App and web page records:
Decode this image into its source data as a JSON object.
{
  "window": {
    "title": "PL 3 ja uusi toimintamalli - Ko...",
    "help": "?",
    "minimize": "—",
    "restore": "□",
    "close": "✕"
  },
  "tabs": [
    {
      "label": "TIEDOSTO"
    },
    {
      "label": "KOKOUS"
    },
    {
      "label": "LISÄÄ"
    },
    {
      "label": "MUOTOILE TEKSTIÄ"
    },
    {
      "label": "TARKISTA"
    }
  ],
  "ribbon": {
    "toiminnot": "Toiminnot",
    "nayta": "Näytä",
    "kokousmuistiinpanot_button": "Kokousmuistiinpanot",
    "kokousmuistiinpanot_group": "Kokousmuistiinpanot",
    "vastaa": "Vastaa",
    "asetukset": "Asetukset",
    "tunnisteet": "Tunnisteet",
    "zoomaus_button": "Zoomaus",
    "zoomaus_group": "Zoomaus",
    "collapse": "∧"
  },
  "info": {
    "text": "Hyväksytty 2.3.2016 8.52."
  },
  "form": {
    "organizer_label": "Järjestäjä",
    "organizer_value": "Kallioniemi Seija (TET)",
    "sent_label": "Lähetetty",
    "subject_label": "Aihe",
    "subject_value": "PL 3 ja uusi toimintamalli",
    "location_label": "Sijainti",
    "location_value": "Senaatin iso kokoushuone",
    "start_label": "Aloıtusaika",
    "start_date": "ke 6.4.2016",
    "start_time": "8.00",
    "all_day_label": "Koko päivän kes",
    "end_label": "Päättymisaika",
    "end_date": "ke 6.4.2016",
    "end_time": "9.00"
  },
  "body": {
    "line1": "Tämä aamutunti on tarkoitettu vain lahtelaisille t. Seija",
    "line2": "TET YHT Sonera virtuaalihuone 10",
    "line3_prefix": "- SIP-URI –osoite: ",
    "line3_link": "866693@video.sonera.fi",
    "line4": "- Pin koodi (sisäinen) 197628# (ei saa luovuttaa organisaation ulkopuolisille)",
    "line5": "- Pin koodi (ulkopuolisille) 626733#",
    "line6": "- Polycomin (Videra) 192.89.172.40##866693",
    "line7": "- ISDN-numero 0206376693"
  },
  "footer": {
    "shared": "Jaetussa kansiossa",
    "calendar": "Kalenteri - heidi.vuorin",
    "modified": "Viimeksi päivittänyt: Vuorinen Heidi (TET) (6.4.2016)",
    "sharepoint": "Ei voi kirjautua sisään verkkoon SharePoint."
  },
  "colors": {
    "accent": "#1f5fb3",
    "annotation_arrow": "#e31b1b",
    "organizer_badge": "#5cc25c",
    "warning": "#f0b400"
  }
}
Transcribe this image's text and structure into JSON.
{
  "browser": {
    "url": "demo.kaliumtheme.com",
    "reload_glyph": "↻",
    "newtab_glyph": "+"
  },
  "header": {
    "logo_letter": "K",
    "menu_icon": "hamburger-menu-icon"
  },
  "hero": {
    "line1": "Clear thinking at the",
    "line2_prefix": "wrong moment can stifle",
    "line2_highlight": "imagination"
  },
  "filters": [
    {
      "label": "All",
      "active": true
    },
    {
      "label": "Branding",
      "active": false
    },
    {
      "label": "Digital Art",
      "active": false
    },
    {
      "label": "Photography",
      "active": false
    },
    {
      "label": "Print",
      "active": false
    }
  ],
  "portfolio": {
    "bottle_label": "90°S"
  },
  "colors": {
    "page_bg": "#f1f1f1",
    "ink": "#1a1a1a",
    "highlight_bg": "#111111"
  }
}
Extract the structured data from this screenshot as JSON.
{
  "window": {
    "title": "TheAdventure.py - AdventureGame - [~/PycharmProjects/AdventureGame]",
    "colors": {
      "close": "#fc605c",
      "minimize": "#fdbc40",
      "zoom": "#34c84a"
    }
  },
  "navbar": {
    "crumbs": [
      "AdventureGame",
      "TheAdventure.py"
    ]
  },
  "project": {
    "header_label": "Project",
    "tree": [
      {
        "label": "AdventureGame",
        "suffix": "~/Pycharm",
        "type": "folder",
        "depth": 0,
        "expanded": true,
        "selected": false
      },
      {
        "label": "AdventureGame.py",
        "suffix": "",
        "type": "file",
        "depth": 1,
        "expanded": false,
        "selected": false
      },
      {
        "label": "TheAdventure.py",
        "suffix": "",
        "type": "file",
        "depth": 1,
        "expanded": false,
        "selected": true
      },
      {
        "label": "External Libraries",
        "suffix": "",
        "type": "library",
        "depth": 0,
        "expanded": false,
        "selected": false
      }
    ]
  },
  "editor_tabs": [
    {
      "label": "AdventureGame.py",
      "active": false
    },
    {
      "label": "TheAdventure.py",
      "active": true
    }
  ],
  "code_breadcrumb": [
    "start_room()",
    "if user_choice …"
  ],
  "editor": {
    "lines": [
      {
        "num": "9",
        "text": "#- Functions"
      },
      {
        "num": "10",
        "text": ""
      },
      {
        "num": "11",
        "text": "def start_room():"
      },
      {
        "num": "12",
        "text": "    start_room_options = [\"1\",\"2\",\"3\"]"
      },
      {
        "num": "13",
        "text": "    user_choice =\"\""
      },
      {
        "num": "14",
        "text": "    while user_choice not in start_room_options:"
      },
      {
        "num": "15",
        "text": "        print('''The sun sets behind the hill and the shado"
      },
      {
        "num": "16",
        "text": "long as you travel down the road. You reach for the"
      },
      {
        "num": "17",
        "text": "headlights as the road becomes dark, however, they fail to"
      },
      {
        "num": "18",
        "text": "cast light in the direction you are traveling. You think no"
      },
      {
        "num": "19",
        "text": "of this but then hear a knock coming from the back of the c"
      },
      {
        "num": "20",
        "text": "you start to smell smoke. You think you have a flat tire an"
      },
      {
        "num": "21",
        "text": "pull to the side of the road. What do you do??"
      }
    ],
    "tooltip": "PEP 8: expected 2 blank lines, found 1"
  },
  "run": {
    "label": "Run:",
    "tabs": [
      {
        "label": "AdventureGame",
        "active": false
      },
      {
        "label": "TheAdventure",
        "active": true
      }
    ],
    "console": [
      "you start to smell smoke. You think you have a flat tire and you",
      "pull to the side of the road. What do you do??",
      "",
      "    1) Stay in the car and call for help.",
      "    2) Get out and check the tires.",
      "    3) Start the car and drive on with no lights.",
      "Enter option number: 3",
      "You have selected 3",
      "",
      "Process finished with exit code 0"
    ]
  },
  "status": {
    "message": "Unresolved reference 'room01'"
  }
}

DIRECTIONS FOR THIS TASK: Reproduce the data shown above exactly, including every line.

WRITTEN ANSWER:
Decode this image into its source data as a JSON object.
{
  "window": {
    "title": "PL 3 ja uusi toimintamalli - Ko...",
    "help": "?",
    "minimize": "—",
    "restore": "□",
    "close": "✕"
  },
  "tabs": [
    {
      "label": "TIEDOSTO"
    },
    {
      "label": "KOKOUS"
    },
    {
      "label": "LISÄÄ"
    },
    {
      "label": "MUOTOILE TEKSTIÄ"
    },
    {
      "label": "TARKISTA"
    }
  ],
  "ribbon": {
    "toiminnot": "Toiminnot",
    "nayta": "Näytä",
    "kokousmuistiinpanot_button": "Kokousmuistiinpanot",
    "kokousmuistiinpanot_group": "Kokousmuistiinpanot",
    "vastaa": "Vastaa",
    "asetukset": "Asetukset",
    "tunnisteet": "Tunnisteet",
    "zoomaus_button": "Zoomaus",
    "zoomaus_group": "Zoomaus",
    "collapse": "∧"
  },
  "info": {
    "text": "Hyväksytty 2.3.2016 8.52."
  },
  "form": {
    "organizer_label": "Järjestäjä",
    "organizer_value": "Kallioniemi Seija (TET)",
    "sent_label": "Lähetetty",
    "subject_label": "Aihe",
    "subject_value": "PL 3 ja uusi toimintamalli",
    "location_label": "Sijainti",
    "location_value": "Senaatin iso kokoushuone",
    "start_label": "Aloıtusaika",
    "start_date": "ke 6.4.2016",
    "start_time": "8.00",
    "all_day_label": "Koko päivän kes",
    "end_label": "Päättymisaika",
    "end_date": "ke 6.4.2016",
    "end_time": "9.00"
  },
  "body": {
    "line1": "Tämä aamutunti on tarkoitettu vain lahtelaisille t. Seija",
    "line2": "TET YHT Sonera virtuaalihuone 10",
    "line3_prefix": "- SIP-URI –osoite: ",
    "line3_link": "866693@video.sonera.fi",
    "line4": "- Pin koodi (sisäinen) 197628# (ei saa luovuttaa organisaation ulkopuolisille)",
    "line5": "- Pin koodi (ulkopuolisille) 626733#",
    "line6": "- Polycomin (Videra) 192.89.172.40##866693",
    "line7": "- ISDN-numero 0206376693"
  },
  "footer": {
    "shared": "Jaetussa kansiossa",
    "calendar": "Kalenteri - heidi.vuorin",
    "modified": "Viimeksi päivittänyt: Vuorinen Heidi (TET) (6.4.2016)",
    "sharepoint": "Ei voi kirjautua sisään verkkoon SharePoint."
  },
  "colors": {
    "accent": "#1f5fb3",
    "annotation_arrow": "#e31b1b",
    "organizer_badge": "#5cc25c",
    "warning": "#f0b400"
  }
}
Transcribe this image's text and structure into JSON.
{
  "browser": {
    "url": "demo.kaliumtheme.com",
    "reload_glyph": "↻",
    "newtab_glyph": "+"
  },
  "header": {
    "logo_letter": "K",
    "menu_icon": "hamburger-menu-icon"
  },
  "hero": {
    "line1": "Clear thinking at the",
    "line2_prefix": "wrong moment can stifle",
    "line2_highlight": "imagination"
  },
  "filters": [
    {
      "label": "All",
      "active": true
    },
    {
      "label": "Branding",
      "active": false
    },
    {
      "label": "Digital Art",
      "active": false
    },
    {
      "label": "Photography",
      "active": false
    },
    {
      "label": "Print",
      "active": false
    }
  ],
  "portfolio": {
    "bottle_label": "90°S"
  },
  "colors": {
    "page_bg": "#f1f1f1",
    "ink": "#1a1a1a",
    "highlight_bg": "#111111"
  }
}
Extract the structured data from this screenshot as JSON.
{
  "window": {
    "title": "TheAdventure.py - AdventureGame - [~/PycharmProjects/AdventureGame]",
    "colors": {
      "close": "#fc605c",
      "minimize": "#fdbc40",
      "zoom": "#34c84a"
    }
  },
  "navbar": {
    "crumbs": [
      "AdventureGame",
      "TheAdventure.py"
    ]
  },
  "project": {
    "header_label": "Project",
    "tree": [
      {
        "label": "AdventureGame",
        "suffix": "~/Pycharm",
        "type": "folder",
        "depth": 0,
        "expanded": true,
        "selected": false
      },
      {
        "label": "AdventureGame.py",
        "suffix": "",
        "type": "file",
        "depth": 1,
        "expanded": false,
        "selected": false
      },
      {
        "label": "TheAdventure.py",
        "suffix": "",
        "type": "file",
        "depth": 1,
        "expanded": false,
        "selected": true
      },
      {
        "label": "External Libraries",
        "suffix": "",
        "type": "library",
        "depth": 0,
        "expanded": false,
        "selected": false
      }
    ]
  },
  "editor_tabs": [
    {
      "label": "AdventureGame.py",
      "active": false
    },
    {
      "label": "TheAdventure.py",
      "active": true
    }
  ],
  "code_breadcrumb": [
    "start_room()",
    "if user_choice …"
  ],
  "editor": {
    "lines": [
      {
        "num": "9",
        "text": "#- Functions"
      },
      {
        "num": "10",
        "text": ""
      },
      {
        "num": "11",
        "text": "def start_room():"
      },
      {
        "num": "12",
        "text": "    start_room_options = [\"1\",\"2\",\"3\"]"
      },
      {
        "num": "13",
        "text": "    user_choice =\"\""
      },
      {
        "num": "14",
        "text": "    while user_choice not in start_room_options:"
      },
      {
        "num": "15",
        "text": "        print('''The sun sets behind the hill and the shado"
      },
      {
        "num": "16",
        "text": "long as you travel down the road. You reach for the"
      },
      {
        "num": "17",
        "text": "headlights as the road becomes dark, however, they fail to"
      },
      {
        "num": "18",
        "text": "cast light in the direction you are traveling. You think no"
      },
      {
        "num": "19",
        "text": "of this but then hear a knock coming from the back of the c"
      },
      {
        "num": "20",
        "text": "you start to smell smoke. You think you have a flat tire an"
      },
      {
        "num": "21",
        "text": "pull to the side of the road. What do you do??"
      }
    ],
    "tooltip": "PEP 8: expected 2 blank lines, found 1"
  },
  "run": {
    "label": "Run:",
    "tabs": [
      {
        "label": "AdventureGame",
        "active": false
      },
      {
        "label": "TheAdventure",
        "active": true
      }
    ],
    "console": [
      "you start to smell smoke. You think you have a flat tire and you",
      "pull to the side of the road. What do you do??",
      "",
      "    1) Stay in the car and call for help.",
      "    2) Get out and check the tires.",
      "    3) Start the car and drive on with no lights.",
      "Enter option number: 3",
      "You have selected 3",
      "",
      "Process finished with exit code 0"
    ]
  },
  "status": {
    "message": "Unresolved reference 'room01'"
  }
}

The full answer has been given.